Does the London to Brighton Veteran Car Run really count as motorsport? It depends entirely on who you are riding with, as I discovered in 2014 when I joined ex-historics racer Irvine Laidlaw for the annual run, which takes place once more this Sunday.
Lord Laidlaw didn’t hang about (relatively speaking, of course) as we motored south from the start on Hyde Park’s Serpentine at 7.30am. His 15hp four-cylinder 1904 Panhard et Levassor didn’t miss a beat, and apart from the traditional breather at the George Hotel in Crawley, we didn’t stop until making it to Madeira Drive just before 11am on a crisp, autumnal morning. I hadn’t pushed anything and hadn’t even got wet. I felt like a bit of a fraud.

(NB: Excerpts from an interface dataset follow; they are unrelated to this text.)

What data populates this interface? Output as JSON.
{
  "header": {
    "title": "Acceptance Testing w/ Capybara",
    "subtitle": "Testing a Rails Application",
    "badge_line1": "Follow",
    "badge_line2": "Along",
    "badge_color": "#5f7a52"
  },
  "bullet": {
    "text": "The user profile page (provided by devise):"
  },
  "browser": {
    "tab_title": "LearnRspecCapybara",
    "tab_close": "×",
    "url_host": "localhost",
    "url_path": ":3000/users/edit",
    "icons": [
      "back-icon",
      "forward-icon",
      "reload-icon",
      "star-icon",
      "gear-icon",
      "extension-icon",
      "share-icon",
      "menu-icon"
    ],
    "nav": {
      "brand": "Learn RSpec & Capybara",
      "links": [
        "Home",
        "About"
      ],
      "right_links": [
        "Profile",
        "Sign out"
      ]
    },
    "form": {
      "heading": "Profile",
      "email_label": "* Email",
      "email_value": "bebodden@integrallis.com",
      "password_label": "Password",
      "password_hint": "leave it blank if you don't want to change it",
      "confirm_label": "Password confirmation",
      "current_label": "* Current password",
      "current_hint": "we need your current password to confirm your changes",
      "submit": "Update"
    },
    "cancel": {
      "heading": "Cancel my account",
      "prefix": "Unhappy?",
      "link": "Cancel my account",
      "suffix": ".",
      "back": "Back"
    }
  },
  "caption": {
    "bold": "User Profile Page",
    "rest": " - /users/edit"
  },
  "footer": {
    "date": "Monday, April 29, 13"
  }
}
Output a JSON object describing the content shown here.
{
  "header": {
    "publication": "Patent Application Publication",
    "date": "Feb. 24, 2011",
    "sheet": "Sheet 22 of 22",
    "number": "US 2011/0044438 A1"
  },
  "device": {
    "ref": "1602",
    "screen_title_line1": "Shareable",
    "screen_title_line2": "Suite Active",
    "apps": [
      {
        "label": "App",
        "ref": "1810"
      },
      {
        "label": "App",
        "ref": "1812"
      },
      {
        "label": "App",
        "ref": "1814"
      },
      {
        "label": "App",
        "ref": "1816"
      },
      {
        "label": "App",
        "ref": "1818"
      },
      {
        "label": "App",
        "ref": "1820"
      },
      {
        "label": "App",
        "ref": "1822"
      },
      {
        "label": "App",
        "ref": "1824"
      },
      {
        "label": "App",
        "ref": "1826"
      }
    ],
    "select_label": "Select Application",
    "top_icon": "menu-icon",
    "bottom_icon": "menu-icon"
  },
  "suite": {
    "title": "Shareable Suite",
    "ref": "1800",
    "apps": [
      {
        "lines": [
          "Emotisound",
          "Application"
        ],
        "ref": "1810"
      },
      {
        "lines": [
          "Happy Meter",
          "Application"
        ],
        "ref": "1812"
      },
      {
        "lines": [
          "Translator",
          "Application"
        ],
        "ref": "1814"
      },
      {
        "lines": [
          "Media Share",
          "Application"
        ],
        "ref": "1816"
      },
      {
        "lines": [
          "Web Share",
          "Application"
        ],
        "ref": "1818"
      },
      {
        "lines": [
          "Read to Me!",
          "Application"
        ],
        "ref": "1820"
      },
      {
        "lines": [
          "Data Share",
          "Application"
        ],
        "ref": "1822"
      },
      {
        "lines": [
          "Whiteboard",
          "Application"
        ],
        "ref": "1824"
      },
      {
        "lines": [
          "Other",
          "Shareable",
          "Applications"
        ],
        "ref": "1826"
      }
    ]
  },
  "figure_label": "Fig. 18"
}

The run is supposedly non-competitive, but as we reached Brighton, I noticed Lord Laidlaw hunching a little lower over the steering wheel. How he cut past ‘moderns’ and jumped to the front of queues at traffic lights suggested the old racer’s instincts had kicked in. Turned out he was on for a PB. But no, it’s not competitive…
We’re blessed with many great motoring traditions in the UK, but none is older or more heart-warming than the LBVCR. It dates back to 1896 and what became known as the Emancipation Run, created to celebrate the lifting of strict laws on these new-fangled motor vehicles. The speed limit had risen from 4mph to 14mph and a man with a red flag was no longer required to walk in front of automobiles, heralding the dawn of the motoring age.